As hubs of trade and transportation, cities have long served as central nodes in not only global exchanges of people and products but also as key points in the development of imperial power.
Drawing from the history of Los Angeles, Jessica M. Kim explores urban and imperial expansionism in the context of U.S.-Mexico relations. She analyzes how Los Angeles investors transformed the borderlands through urban and imperial capitalism at the end of the nineteenth century and how the Mexican Revolution redefined those same capitalist networks into the twentieth. She’ll also discuss her current work, which explores the broader histories of the growth of American cities and the concurrent expansion of American global and imperial power.
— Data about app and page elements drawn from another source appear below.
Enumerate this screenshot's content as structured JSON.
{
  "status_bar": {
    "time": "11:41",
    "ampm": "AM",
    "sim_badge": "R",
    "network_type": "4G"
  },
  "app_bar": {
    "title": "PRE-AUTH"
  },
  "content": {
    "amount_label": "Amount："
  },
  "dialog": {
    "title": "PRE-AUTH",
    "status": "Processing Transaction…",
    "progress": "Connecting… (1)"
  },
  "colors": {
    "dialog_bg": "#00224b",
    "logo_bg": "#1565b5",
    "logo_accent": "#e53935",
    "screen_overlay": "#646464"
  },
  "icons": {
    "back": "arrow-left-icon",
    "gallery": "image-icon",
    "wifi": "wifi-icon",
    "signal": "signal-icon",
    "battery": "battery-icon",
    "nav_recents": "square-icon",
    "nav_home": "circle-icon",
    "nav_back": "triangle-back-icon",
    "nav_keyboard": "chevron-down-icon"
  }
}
Jessica Kim is a professor of history at California State University, Northridge. She is the author of Imperial Metropolis: Los Angeles, Mexico, and the Borderlands of American Empire, 1865-1941 (University of North Carolina, 2019). The book was the 2020 co-winner of the Kenneth Jackson Award for Best Book from the Urban History Association and a finalist for the David J. Weber Prize from the Western History Association. She is currently working on a short history of American empire and American cities for the Global Urban History series at Cambridge University Press.
This event is in-person and also available via Zoom.